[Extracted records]
★ ★ ★

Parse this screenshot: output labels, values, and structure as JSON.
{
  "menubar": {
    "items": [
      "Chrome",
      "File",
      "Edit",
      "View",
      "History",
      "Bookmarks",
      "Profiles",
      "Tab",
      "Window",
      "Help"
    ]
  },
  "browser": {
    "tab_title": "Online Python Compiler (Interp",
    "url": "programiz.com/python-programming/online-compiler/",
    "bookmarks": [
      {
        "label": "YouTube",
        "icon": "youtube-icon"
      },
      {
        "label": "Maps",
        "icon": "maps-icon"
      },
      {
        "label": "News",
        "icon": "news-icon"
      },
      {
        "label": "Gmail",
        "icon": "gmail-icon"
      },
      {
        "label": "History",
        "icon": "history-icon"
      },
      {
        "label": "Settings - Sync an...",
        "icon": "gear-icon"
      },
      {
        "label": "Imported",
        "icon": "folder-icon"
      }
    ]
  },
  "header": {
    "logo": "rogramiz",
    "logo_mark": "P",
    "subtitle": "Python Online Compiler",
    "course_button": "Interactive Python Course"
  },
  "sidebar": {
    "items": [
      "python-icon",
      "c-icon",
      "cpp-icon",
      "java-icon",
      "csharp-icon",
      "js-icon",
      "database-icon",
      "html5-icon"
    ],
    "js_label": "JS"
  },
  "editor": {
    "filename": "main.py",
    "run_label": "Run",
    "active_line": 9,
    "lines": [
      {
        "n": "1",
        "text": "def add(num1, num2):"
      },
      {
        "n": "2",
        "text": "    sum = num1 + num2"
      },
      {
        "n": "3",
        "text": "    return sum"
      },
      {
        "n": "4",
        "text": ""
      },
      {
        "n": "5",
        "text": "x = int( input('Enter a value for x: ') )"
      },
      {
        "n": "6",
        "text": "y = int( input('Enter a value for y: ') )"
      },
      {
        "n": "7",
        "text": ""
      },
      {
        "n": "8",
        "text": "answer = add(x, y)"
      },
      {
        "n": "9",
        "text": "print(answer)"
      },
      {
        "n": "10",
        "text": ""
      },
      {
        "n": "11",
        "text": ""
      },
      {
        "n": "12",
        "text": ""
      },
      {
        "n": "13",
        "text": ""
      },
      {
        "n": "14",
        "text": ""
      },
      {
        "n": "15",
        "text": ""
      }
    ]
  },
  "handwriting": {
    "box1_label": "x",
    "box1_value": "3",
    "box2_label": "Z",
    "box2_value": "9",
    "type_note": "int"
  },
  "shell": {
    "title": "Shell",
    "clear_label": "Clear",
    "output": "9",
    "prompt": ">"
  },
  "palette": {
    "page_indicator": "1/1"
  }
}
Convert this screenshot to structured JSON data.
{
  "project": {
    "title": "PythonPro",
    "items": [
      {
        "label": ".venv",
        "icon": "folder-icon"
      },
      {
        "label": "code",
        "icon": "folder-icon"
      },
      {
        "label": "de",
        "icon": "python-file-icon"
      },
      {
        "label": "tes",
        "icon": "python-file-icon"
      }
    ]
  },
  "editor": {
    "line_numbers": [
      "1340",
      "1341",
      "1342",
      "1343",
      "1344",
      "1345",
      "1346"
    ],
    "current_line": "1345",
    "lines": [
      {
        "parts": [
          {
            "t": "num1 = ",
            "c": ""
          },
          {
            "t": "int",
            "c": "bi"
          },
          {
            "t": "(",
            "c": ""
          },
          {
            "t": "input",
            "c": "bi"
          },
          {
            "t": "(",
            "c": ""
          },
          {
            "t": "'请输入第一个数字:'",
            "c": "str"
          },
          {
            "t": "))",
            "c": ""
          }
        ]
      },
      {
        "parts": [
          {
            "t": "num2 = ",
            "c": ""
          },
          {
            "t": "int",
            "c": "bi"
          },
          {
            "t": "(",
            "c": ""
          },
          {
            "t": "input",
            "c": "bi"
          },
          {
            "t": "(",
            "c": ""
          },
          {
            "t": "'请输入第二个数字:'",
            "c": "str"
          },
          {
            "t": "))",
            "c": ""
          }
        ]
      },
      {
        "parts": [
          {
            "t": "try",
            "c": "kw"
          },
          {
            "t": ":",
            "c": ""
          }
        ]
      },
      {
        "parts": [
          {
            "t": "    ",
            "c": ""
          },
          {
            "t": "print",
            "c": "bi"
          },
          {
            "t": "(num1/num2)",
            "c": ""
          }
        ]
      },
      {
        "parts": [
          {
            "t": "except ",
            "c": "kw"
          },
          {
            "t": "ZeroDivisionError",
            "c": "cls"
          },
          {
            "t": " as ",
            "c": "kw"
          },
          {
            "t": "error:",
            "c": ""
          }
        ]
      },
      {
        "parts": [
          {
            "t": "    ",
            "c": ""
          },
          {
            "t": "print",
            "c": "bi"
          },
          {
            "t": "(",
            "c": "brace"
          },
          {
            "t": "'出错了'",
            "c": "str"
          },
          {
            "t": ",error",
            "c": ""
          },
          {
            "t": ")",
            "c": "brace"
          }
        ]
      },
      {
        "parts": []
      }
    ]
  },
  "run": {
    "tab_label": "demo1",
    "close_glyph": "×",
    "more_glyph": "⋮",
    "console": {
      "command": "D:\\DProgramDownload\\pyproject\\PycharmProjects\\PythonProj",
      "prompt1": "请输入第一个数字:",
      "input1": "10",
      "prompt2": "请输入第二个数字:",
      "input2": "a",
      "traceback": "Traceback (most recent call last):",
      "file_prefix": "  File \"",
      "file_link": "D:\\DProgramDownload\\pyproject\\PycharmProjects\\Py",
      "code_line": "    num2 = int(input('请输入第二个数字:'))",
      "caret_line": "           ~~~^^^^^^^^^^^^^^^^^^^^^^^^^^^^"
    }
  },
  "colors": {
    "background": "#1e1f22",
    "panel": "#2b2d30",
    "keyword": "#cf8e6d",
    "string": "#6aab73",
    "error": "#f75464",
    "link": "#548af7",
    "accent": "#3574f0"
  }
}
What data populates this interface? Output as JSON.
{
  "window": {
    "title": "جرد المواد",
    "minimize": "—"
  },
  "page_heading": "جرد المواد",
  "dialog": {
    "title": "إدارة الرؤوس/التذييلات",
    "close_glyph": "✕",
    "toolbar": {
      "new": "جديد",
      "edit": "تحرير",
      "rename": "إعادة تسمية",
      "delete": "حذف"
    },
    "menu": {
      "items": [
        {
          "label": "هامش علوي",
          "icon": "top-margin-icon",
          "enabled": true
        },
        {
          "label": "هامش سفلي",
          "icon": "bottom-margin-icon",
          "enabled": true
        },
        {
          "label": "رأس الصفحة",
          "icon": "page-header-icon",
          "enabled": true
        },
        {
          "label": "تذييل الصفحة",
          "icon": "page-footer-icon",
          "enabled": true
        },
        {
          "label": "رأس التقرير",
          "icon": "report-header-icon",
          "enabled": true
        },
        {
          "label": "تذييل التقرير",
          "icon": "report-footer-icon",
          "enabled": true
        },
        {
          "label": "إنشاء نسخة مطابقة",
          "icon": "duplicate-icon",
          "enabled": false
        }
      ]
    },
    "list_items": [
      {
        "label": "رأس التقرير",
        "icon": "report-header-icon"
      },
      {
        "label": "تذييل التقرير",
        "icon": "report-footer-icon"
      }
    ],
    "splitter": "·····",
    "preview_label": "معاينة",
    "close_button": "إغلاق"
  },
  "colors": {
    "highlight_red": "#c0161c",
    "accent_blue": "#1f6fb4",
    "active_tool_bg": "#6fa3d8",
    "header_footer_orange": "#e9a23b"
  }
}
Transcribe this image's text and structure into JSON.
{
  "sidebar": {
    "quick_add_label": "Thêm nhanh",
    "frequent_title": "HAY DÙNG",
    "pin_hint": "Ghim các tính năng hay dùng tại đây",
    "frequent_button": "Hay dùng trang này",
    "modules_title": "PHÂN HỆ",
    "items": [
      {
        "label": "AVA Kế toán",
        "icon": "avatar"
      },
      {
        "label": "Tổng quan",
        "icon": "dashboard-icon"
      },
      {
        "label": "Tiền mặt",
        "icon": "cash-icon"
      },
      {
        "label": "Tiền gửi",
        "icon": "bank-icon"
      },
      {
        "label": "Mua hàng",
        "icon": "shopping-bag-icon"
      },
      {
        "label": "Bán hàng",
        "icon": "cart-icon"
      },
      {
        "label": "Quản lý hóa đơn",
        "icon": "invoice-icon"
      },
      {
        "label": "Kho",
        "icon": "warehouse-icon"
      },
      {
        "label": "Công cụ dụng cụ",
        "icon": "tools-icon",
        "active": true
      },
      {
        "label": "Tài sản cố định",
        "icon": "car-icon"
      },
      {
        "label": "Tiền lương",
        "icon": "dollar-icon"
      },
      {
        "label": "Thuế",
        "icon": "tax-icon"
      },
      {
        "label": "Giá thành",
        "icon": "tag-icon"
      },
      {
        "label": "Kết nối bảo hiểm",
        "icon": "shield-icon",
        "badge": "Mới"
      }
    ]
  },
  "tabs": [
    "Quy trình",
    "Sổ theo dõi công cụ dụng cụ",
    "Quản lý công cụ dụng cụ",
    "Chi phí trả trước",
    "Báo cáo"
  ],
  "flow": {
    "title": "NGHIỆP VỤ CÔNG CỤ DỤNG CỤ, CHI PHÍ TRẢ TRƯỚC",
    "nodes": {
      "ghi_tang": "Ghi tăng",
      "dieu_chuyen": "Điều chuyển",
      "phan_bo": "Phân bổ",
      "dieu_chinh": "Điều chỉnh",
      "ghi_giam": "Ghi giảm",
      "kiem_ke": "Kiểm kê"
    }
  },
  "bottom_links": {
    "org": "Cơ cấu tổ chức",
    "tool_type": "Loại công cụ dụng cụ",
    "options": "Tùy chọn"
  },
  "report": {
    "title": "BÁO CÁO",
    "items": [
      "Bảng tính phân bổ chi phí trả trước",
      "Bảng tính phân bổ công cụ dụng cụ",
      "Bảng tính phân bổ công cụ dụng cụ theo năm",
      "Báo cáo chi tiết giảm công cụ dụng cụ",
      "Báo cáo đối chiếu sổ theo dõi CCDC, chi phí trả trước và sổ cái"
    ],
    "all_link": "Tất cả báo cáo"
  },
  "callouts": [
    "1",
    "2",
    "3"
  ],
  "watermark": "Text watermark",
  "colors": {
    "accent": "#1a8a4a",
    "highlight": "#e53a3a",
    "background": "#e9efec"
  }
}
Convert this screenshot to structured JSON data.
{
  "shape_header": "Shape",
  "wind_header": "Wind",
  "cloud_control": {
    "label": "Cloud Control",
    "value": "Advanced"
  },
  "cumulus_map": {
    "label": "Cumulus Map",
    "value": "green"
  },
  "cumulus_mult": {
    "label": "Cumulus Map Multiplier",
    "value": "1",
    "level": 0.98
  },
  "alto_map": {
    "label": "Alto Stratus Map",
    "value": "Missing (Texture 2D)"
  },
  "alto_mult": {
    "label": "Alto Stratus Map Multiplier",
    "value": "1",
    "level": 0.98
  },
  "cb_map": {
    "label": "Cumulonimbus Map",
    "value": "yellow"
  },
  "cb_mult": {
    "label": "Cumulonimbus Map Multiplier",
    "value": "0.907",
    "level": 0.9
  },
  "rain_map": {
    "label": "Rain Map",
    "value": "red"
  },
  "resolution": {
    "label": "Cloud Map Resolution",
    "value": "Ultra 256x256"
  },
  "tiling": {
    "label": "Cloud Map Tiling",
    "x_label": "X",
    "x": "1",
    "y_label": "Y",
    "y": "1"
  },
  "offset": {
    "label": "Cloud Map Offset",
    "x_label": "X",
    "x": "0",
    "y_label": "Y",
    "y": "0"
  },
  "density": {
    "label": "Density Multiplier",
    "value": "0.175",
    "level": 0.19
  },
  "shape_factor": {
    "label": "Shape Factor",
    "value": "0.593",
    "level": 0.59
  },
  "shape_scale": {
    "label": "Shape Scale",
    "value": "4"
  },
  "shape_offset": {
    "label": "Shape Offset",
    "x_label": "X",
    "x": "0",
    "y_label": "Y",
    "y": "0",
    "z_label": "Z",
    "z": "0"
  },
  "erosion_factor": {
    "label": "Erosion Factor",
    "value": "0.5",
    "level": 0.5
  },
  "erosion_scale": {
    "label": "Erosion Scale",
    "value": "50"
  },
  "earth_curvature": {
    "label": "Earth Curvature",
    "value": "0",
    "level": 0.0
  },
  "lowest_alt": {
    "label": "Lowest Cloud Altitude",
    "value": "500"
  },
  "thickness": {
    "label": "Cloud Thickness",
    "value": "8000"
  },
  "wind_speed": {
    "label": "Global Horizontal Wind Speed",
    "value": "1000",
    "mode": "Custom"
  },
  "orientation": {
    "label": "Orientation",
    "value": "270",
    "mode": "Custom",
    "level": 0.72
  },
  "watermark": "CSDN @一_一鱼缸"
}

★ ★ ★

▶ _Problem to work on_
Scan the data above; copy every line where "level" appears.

▶ _Solution to this problem_
    "level": 0.98
    "level": 0.98
    "level": 0.9
    "level": 0.19
    "level": 0.59
    "level": 0.5
    "level": 0.0
    "level": 0.72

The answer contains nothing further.